Hoping to tap into VR’s ability to merge education and entertainment, the National Film Board of Canada (NFB) is growing its kid-skewing virtual reality offerings with a short film heading to the Annecy International Animation Film Festival next week.
The Orchid and the Bee is one of the Canadian public film producer’s few virtual-reality projects. The five-minute immersive video is also one of its only projects to be aimed at a younger demo of kids 13 and up.
Directed by Frances Adair Mckenzie, produced by Jelena Popović and executive-produced by Michael Fukushima at the NFB’s animations studio, the short film puts viewers in the middle of three different short stories that look at evolution.
Unlike some interactive VR, this is a passive-viewing experience where the story moves from a jellyfish changing its form, to a bee that pollinates a flower and the relationship between humans and pigs. The short features stop-motion animation with modelling clay-made puppets, and the NFB used digital compositing software Nuke to turn it into VR.
Chosen by Annecy as part of the festival’s Official Selection, it’s the only project VR project at the festival that targets kids. Originally planned to be a short film, Mckenzie and Popović decided to pivot to VR after seeing an opportunity to tell the story in a way that was more visually unique, while also making its educational content more engaging for kids, says NFB producer Popović.
“VR was the perfect narrative approach for this film because it answered the question of how do we really immerse viewers into the story,” she says. “Although there are issues with making VR content for kids, it’s a medium that for those who can view it should because it can make learning more exciting and experiential.”
Indeed, educational VR content for kids is a tricky line to walk as there are serious concerns over use of the technology for kids, whose eyes are still developing. At the NFB, all the organization’s work has skewed to tweens at the youngest. (The NFB complies to manufacturing guidelines around age use, a spokesperson said).
Parental skepticism also hampers growth with kids. In recent years, 60% parents were concerned about possible negative health effects from kids using VR, according to Common Sense. However there’s hope for the medium, with 2017 research from Dubit indicating that 70% of kids eight to 15 were interested in experiencing VR, while nearly half (45%) of parents said that VR is appropriate for kids under 13.
So a demand exists and appears to be growing: According to Common Sense, young kids are finding VR content more influential. What’s more, the media monitoring org says virtual reality could help kids connect more with the characters in it, than through ordinary TV.
Although restrictions stop the content from skewing to kids under 13, there’s still a gap for education-based VR content aimed at the kids who can watch it, says Popović. Many of the titles using the medium are action/adventure games, with education missing from the mix.
Popović’s hope is that The Orchid and the Bee will be featured in schools, and along with supplemental materials that teachers can use to educate kids about evolution in a way that truly puts them in the middle of what is their own story.

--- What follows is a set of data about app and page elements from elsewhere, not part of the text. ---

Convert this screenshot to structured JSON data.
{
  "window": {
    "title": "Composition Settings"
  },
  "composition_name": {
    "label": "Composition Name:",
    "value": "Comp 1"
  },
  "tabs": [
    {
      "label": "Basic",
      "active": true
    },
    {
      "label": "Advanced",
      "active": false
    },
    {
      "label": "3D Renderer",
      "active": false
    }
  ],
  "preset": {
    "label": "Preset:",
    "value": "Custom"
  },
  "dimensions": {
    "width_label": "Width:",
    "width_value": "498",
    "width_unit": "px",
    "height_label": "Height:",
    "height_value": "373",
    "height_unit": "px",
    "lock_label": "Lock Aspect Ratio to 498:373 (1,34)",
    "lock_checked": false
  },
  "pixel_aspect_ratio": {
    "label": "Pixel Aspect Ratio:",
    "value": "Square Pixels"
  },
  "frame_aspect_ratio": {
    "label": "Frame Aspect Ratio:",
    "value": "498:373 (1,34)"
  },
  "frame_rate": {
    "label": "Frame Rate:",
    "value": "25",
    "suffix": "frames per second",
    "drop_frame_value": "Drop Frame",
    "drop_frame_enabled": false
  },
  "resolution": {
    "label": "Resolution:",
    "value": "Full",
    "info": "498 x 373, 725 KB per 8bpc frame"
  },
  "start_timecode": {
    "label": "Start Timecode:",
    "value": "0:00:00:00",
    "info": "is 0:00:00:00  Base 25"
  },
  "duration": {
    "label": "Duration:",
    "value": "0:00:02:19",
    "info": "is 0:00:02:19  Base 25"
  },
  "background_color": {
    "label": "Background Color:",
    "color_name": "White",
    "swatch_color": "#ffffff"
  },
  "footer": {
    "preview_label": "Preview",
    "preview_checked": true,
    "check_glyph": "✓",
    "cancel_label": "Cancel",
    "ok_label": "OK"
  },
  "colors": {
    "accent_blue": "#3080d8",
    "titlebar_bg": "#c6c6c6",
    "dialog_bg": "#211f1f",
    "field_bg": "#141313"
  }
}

The NFB has been building its investment in interactive-content in recent years, and some of its existing VR properties have also seen success on the festival and exhibition circuits, including its tween-skewing VR project—and its first foray into interactive virtual reality—Museum of Symmetry. A 2D/3D-animated interactive game allows audiences to explore a colorful and unusual museum without time limits or dead-ends in gameplay. This project was an Official Selection at the Annecy in 2018, and was also named best VR game at the Canadian Screen Awards last year.
Achievements like this show that the industry is just starting to recognize the value of VR for younger audiences, adds Popović. Outside of the NFB’s efforts, kidcos like One Animation and LEGOLAND have made moves into virtual reality in recent years to give audiences new opportunities to connect with brands.
Looking forward, Popović would like to make more tween/teen skewing VR with the hope that projects like hers will start making their way into the classrooms as more teachers start embracing the tech.
“It’s important that we keep creating quality VR content for kids because of how it can blend art, education and entertainment,” she says. “It opens up a new approach to creative education, because we can make content that is backed by facts, but which is also visually exciting to engage kids.”